As Britta noted, universal cheap healthcare, long paid paternal leave, subsidized by the Feds. Better Fed subsidized child care. Investment in cheap public universities. That kind of stuff, and some more.

In short, if you want to increase the birth rate in some manner other than forcing lousy choices on females, you might want to advocate for policies that make in economically non-disadvantageous for those who want to have babies. Of course, Ross ain't genuinely interested in that kind of policy direction, even though he makes such a rhetorical head-fake in that direction in his column, but it'd still be the correct way to attack the problem, if you see it as a problem. (And even if you don't see low birth-rates as a problem, it'd still be excellent policy.)

Phoebe said...

Britta,

I'm not at all opposed to heightened-sense-of-awareness readings, and am well aware of coded racism existing on the right, but I didn't see this as racist, and I think the best way to criticize the ample amount of definitive material-to-criticize is to be generous re: what's much less present in the piece itself. Let's say Douthat wants more white, East Asian, and Latino babies. That doesn't, to me, scream racism, especially when we have no reason to think he's opposed to black babies. (Natalist arguments that are race-based generally find a way of sneaking in which babies they do and don't want. Douthat really does seem to want American ones.) I'd be inclined to stick with the feminist angle, given that it's indisputable uteri are involved.

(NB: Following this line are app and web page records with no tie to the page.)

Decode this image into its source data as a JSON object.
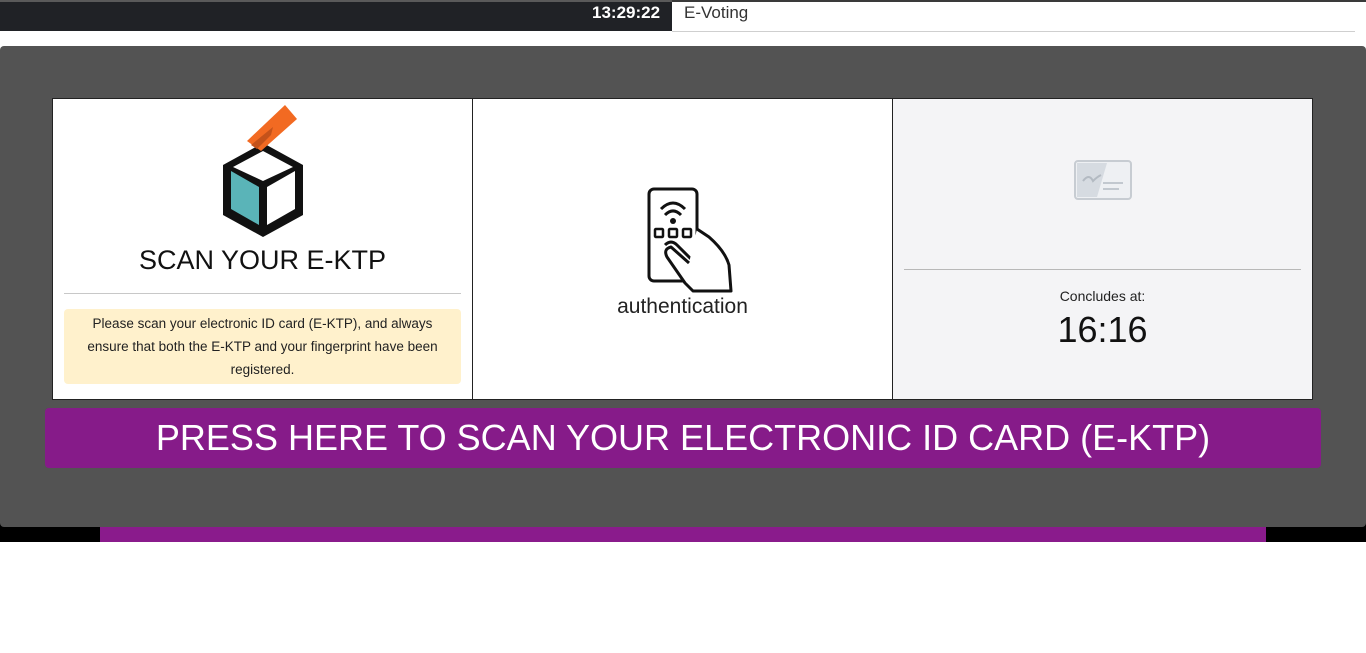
{
  "header": {
    "clock": "13:29:22",
    "app_title": "E-Voting"
  },
  "cards": {
    "scan": {
      "icon": "ballot-box-icon",
      "title": "SCAN YOUR E-KTP",
      "notice": "Please scan your electronic ID card (E-KTP), and always ensure that both the E-KTP and your fingerprint have been registered."
    },
    "auth": {
      "icon": "nfc-card-hand-icon",
      "label": "authentication"
    },
    "status": {
      "icon": "id-card-icon",
      "concludes_label": "Concludes at:",
      "concludes_time": "16:16"
    }
  },
  "scan_button": {
    "label": "PRESS HERE TO SCAN YOUR ELECTRONIC ID CARD (E-KTP)"
  },
  "colors": {
    "accent_purple": "#861b89",
    "panel_grey": "#535353",
    "notice_bg": "#fff1cc",
    "ballot_orange": "#f26a22",
    "ballot_teal": "#5ab4b8"
  }
}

As for affordability of childbirth, part of me wants to say that Douthat would say either that it's decadent to go to grad school, or that you could totally afford to have kids, given that (and this is indisputable) plenty of not-as-upscale Americans do on the joint income of two grad students. But my impression from other stuff he's written is that Douthat isn't opposed to some social-welfare programs, ones that are especially there to up the birthrate.

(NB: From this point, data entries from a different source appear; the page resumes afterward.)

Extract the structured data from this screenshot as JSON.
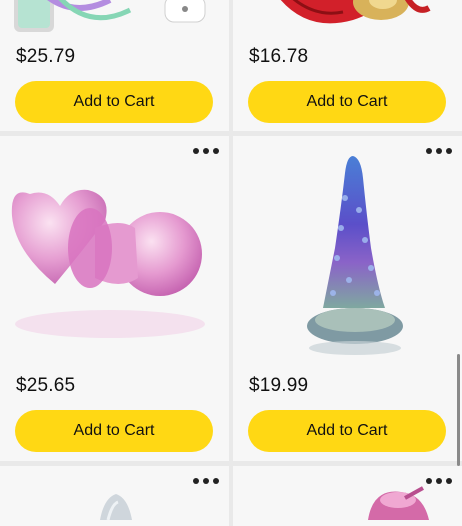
{
  "products": [
    {
      "price": "$25.79",
      "cta": "Add to Cart"
    },
    {
      "price": "$16.78",
      "cta": "Add to Cart"
    },
    {
      "price": "$25.65",
      "cta": "Add to Cart"
    },
    {
      "price": "$19.99",
      "cta": "Add to Cart"
    }
  ],
  "icons": {
    "more": "more-options-icon"
  },
  "colors": {
    "button": "#ffd814",
    "card": "#f7f7f7",
    "page": "#e9e9e9"
  }
}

PG,

"I also disagree with Douthat's factual claim, that there's a "retreat from child rearing." If anything, our decadent society has fallen face-forward obsessively into child rearing."

I think he means from child-producing. It's like Caryatis says above - the notion that if you have tons of kids, you're not fussing over whether to buy the organic broccoli at Whole Foods.

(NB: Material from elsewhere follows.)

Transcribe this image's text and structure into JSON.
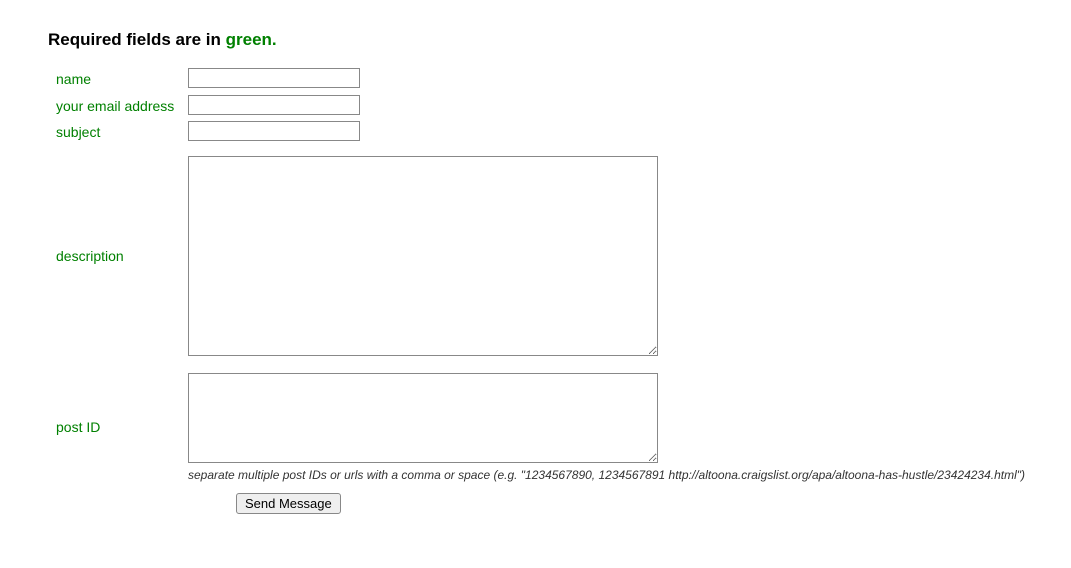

Petey,

What I said to Britta. Not sure Douthat opposed programs that increase the birthrate.

Britta said...

Well, I was being a little flippant, but there is a very easy and obvious way to get more Americans without making American women have more children, and that is to let in more people and make getting citizenship easier. There are plenty of people who want to immigrate to the US, but we don't let them, and, since Douthat didn't propose that as a solution to our supposed future shortage of Americans, then I assume he's not a fan either. Again, we have absolutely no shortage of people on the planet, and if there are too few in one area, what's best globally is to redistribute the ones already here, not produce more. I doubt Douthat would say he wants more white babies per se, but I'm sure he would bring up issues of "culture" if anyone proposed letting in large numbers of Muslim Nigerians.

On natalist policies, like Petey notes, you really need to make children cheaper the whole way, and that includes things like universal health care and affordable public education through the tertiary level, plus mandatory maternity and paternity leave. You also need to make people feel financially secure, which involves rebuilding the middle and working classes. Maybe Douthat is willing to do token measures, like requiring insurance companies to cover births better, or pushing for more maternity

Anonymous said...

Well most liberals aren't acquainted with the notion that intelligence is hereditary in nature. Dougat is simply concerned with the underclass outbreeding the elite.

Personally I don't see why we can't solve this by having the top 10% can donate some of their reproductive material in return for tuition. It may not work in multicultural America, but it would it a homogenous country like Japan where citizens are more passionate about their countrymen because they share a common background. Americans can donate to couples of a similar background. Maybe you could give your eggs to the jewish agency.


Agreed that society is way too child obsession for my liking